*Task goal*:
In the copy, keep every word of the data below and none of its pictures.
Start of Given entries
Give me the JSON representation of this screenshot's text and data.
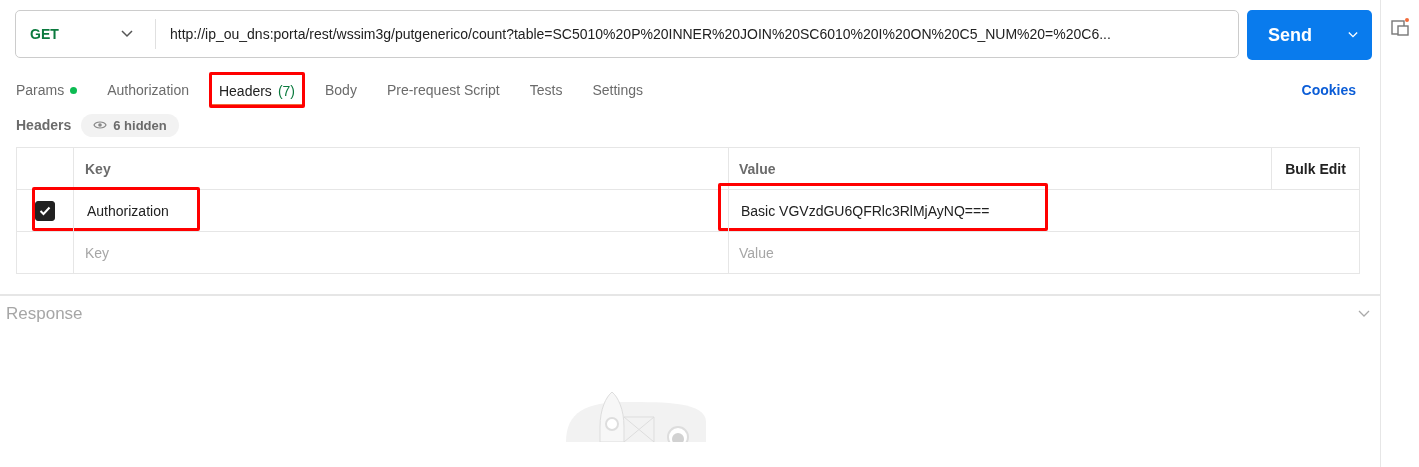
{
  "request": {
    "method": "GET",
    "url": "http://ip_ou_dns:porta/rest/wssim3g/putgenerico/count?table=SC5010%20P%20INNER%20JOIN%20SC6010%20I%20ON%20C5_NUM%20=%20C6...",
    "send": "Send"
  },
  "tabs": [
    {
      "label": "Params",
      "dot": true,
      "selected": false
    },
    {
      "label": "Authorization",
      "dot": false,
      "selected": false
    },
    {
      "label": "Headers",
      "count": "(7)",
      "dot": false,
      "selected": true,
      "highlighted": true
    },
    {
      "label": "Body",
      "dot": false,
      "selected": false
    },
    {
      "label": "Pre-request Script",
      "dot": false,
      "selected": false
    },
    {
      "label": "Tests",
      "dot": false,
      "selected": false
    },
    {
      "label": "Settings",
      "dot": false,
      "selected": false
    }
  ],
  "cookies": "Cookies",
  "headers": {
    "title": "Headers",
    "hidden": "6 hidden",
    "columns": [
      "Key",
      "Value"
    ],
    "bulk_edit": "Bulk Edit",
    "rows": [
      {
        "checked": true,
        "key": "Authorization",
        "value": "Basic VGVzdGU6QFRlc3RlMjAyNQ===",
        "highlighted": true
      }
    ],
    "key_field": {
      "placeholder": "Key"
    },
    "value_field": {
      "placeholder": "Value"
    }
  },
  "response": {
    "title": "Response"
  }
}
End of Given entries
*Answer space*:
Give me the JSON representation of this screenshot's text and data.
{
  "request": {
    "method": "GET",
    "url": "http://ip_ou_dns:porta/rest/wssim3g/putgenerico/count?table=SC5010%20P%20INNER%20JOIN%20SC6010%20I%20ON%20C5_NUM%20=%20C6...",
    "send": "Send"
  },
  "tabs": [
    {
      "label": "Params",
      "dot": true,
      "selected": false
    },
    {
      "label": "Authorization",
      "dot": false,
      "selected": false
    },
    {
      "label": "Headers",
      "count": "(7)",
      "dot": false,
      "selected": true,
      "highlighted": true
    },
    {
      "label": "Body",
      "dot": false,
      "selected": false
    },
    {
      "label": "Pre-request Script",
      "dot": false,
      "selected": false
    },
    {
      "label": "Tests",
      "dot": false,
      "selected": false
    },
    {
      "label": "Settings",
      "dot": false,
      "selected": false
    }
  ],
  "cookies": "Cookies",
  "headers": {
    "title": "Headers",
    "hidden": "6 hidden",
    "columns": [
      "Key",
      "Value"
    ],
    "bulk_edit": "Bulk Edit",
    "rows": [
      {
        "checked": true,
        "key": "Authorization",
        "value": "Basic VGVzdGU6QFRlc3RlMjAyNQ===",
        "highlighted": true
      }
    ],
    "key_field": {
      "placeholder": "Key"
    },
    "value_field": {
      "placeholder": "Value"
    }
  },
  "response": {
    "title": "Response"
  }
}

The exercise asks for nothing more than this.